What about you? Want to choose a word for the year, and then blog about your efforts?

PS.  This is beginning to sound like a resolution, huh?

Monday, December 19, 2016

It's a Wonderful Life

Hi, Anyone Who's Still Out There!

I did it!  I retired from nursing after 45 years!  Last shift was August 14, and check out my retirement gift to myself:

To paraphrase Shelby from Steel Magnolias, "Purple is my signature color".  It's almost all grown out now, and faded to lavender, but I still get compliments on it.  It was also the first color Hazel learned to identify. So, I'm getting it done again the end of January, if not before.

We sold the house, too. This past summer was even more of a headache than I anticipated, since we found a house in VA and submitted an offer 2 weeks before we listed our house. Not the smartest decision I ever made, but houses were moving fast in NC and VA, and I was afraid of losing out on one of the few houses that met our criteria. This new house not only ticked off all our needs, but all my wants, too. It was a nail-biter, what with having to do some additional, unexpected repairs on the old house, re-scheduling the closing date in VA, and dealing with a seller's agent who tried to sabotage closing. But we made it happen!

This year's Halloween decor was skimpy, most of it not yet unpacked, but we moved into a neighborhood where kids from all over come to trick-or-treat. Everybody decorates! (Well, except the Mennonites. There's a pretty large number of them living around here.) We had probably 150 kiddos (including my adorable granddaughter) in two hours!

Dawn  bought her first house in October, and her whole septic system had to be redone before the lenders would sign off on it. I am totally convinced that HGTV lies to us. The "problems" on their shows just don't compare to the ones in real life, do they? At any rate, we are now only 35 minutes apart. We haven't all lived in the same state since 2002! My sister-in-law, the wife of my brother who died in 2014, flew up for Thanksgiving and we all celebrated it at my daughter's house. It's the first time in decades that I have celebrated Thanksgiving on the actual date, eating traditional Thanksgiving food, and spent it with anyone who wasn't Jack. It was wonderful!

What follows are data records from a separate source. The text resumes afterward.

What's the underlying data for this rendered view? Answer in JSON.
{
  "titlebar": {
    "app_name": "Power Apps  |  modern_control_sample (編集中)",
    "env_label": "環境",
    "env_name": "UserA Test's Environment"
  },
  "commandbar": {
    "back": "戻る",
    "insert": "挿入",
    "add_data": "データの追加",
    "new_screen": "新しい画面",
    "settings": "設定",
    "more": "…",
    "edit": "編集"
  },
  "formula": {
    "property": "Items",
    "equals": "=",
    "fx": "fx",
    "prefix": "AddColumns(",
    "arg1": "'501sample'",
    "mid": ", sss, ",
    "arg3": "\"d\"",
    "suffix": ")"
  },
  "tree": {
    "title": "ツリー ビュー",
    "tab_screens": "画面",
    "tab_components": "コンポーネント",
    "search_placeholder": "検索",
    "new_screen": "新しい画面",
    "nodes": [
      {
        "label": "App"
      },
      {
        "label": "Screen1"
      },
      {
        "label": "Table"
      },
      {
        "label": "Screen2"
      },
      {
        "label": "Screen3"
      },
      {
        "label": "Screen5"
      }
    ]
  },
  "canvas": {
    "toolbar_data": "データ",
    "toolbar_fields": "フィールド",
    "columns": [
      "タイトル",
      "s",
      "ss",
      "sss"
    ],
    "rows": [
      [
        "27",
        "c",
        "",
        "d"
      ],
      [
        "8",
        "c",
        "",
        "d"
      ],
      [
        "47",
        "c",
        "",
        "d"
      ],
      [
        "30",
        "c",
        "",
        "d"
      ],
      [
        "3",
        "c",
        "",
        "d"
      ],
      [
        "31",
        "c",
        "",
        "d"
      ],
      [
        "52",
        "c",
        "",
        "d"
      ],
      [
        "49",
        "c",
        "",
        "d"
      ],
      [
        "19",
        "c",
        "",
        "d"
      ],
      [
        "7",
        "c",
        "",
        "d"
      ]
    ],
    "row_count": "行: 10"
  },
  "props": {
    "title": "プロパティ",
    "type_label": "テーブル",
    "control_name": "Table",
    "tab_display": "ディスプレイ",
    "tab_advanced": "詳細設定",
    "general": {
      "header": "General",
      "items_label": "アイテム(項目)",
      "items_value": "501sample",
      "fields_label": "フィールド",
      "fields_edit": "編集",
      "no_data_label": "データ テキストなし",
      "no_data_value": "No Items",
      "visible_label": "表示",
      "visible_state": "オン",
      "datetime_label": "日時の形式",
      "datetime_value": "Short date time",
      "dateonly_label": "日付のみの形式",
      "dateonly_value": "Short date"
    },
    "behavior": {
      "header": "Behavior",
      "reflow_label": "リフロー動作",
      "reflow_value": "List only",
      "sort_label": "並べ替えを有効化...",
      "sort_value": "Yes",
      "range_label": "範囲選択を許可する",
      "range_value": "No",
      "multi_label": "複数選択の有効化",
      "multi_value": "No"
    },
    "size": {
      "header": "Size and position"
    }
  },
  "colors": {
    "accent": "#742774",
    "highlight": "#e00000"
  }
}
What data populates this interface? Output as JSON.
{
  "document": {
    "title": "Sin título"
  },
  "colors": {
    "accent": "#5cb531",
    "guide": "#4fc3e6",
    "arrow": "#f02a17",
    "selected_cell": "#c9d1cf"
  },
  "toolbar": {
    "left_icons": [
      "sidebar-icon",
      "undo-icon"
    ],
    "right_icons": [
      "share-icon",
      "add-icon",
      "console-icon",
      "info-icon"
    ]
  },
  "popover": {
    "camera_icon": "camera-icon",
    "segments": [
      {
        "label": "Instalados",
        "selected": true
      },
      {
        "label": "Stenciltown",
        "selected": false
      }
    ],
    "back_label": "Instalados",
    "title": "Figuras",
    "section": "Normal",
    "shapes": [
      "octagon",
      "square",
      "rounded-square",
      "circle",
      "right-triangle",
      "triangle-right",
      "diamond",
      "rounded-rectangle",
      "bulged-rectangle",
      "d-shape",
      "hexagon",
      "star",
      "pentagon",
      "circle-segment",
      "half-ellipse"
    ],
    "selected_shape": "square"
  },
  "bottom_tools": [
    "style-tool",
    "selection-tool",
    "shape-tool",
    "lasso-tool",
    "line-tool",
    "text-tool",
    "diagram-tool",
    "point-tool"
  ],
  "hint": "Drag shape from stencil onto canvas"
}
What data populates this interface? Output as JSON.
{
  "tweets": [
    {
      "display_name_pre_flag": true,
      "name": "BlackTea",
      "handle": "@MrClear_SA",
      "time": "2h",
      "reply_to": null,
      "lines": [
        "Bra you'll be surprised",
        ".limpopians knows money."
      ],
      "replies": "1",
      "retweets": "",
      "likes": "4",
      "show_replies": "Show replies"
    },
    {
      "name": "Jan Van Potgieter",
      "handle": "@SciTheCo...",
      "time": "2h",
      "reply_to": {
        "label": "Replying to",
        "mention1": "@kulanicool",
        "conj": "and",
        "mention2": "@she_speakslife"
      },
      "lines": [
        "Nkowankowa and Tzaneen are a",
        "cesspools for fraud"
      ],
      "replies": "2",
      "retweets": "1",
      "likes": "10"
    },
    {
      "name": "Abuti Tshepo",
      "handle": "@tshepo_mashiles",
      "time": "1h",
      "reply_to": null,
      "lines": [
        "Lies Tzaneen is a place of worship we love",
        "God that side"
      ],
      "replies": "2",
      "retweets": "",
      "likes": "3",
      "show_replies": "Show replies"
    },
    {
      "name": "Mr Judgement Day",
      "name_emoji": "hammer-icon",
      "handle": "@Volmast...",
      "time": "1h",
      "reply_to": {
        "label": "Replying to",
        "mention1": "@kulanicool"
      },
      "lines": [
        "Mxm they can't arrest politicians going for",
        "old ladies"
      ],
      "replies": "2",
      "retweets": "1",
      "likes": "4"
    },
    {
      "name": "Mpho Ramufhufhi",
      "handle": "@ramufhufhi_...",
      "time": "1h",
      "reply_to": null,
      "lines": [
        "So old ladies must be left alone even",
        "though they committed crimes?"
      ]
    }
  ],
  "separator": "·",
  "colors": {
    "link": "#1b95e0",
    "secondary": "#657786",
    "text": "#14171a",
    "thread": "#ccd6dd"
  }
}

The house is a work in progress. I still have boxes to unpack, furniture that needs to be moved to yet another place in the house, a garage where Jack still cannot park, and two sewing machines that haven't seen the light of day in 4 months. There are toddler clothes and diapers in my guest bedroom dresser; a booster seat, wildly colored utensils and bibs in my kitchen; episodes of Thomas the train and Sesame Street on the DVR; Nemo and Dory slippers in the closet; shelves of toys and books in the office; and a car seat in the SUV.  But a little voice asks "Po'sy (can't get that second P in there yet), watch choo-choo Thomas?" as soon as she wakes up from sleep-overs;  "Meen-go (Mango) holp?" putting on her shoes; and squeals of "I hiding!" when I find a munchkin in the master closet.

I hope I never have to work again.